Seldom has a band on the British jazz scene created such a buzz before releasing an album, but Sons of Kemet have done just that. A super-group of sorts led by clarinetist, saxophonist and composer Shabaka Hutchings with Oren Marshall on tuba and both Tom Skinner and Seb Rochford on drums, Sons of Kemet release their stunning debut album Burn. Although born in London, Hutchings spent most of his childhood in Barbados. On returning to the UK in 1999 he was soon heralded as an exceptional talent on the British jazz scene, not only playing with luminaries such as Soweto Kinch, Courtney Pine and The Heliocentrics but also being named a BBC Radio 3 New Generation Artist. However, he felt the music he was playing lacked the Caribbean slant of his background and thus, Sons of Kemet (Kemet is one of the first recognised names for ancient Egypt and its last Nubian king was called Shabaka) was born. It's partly the deployment of two drummers - and two powerhouse drummers at that - gives Sons of Kemet their compelling and infectious sound. Skinner and Rochford's visceral exchange of rhythmic ideas is an unforgettable, highly danceable experience. Throw into this one of the great wild cards of contemporary British music, Oren Marshall on tuba, and you have a wonderfully unorthodox configuration. A curiously addictive album that manages to appeal to both heart and mind, there is little to compare it with.
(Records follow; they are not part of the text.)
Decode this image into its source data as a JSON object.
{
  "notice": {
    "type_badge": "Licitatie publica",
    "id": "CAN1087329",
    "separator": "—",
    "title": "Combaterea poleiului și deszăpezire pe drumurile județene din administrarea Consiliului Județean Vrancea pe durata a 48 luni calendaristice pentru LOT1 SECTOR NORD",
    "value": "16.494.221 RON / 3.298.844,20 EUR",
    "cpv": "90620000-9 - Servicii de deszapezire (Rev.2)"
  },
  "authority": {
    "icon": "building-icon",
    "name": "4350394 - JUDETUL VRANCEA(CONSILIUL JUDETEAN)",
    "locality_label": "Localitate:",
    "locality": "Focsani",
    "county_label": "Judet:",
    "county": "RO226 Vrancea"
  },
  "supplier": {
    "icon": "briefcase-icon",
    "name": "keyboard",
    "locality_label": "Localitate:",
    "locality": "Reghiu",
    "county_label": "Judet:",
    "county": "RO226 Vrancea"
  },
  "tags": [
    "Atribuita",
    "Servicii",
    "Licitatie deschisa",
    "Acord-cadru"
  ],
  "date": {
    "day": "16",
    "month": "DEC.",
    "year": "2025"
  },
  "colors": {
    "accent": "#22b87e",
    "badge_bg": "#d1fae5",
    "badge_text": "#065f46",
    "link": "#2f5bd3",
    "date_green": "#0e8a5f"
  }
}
'Recommended new release' --Drummer Magazine
"an album that makes the perfect storm of Seb Rochford's and Tom Skinner's collective percussion sound, as if it's moved into your house" --The Guardian ****
"Deeply strange but also compelling" -- The Telegraph
"Unlike some of their peers, Sons Of Kemet can move from melodic maelstroms to moving meditations in a moment. Driven by Marshall's droning tuba riffs, the drivingly hypnotic 'Going Home' gives way to probably one of the most beautiful and haunting ballads in any genre this year, 'Adiona's Lullaby'" -- The Quietus
"this is mesmerising trance music of great power" -- The Independent
"The music connects New Orleans marching band and Jamaican dance rhythms while also reaching further back into the African tradition, and drummers Seb Rochford and Tom Skinner lend both a streetwise edge and an unashamedly melodic undercurrent. Repeated listens reveal more and more detail on an album that grabs the attention from the word go and - beware - may well have an addictive effect."
--The Herald Scotland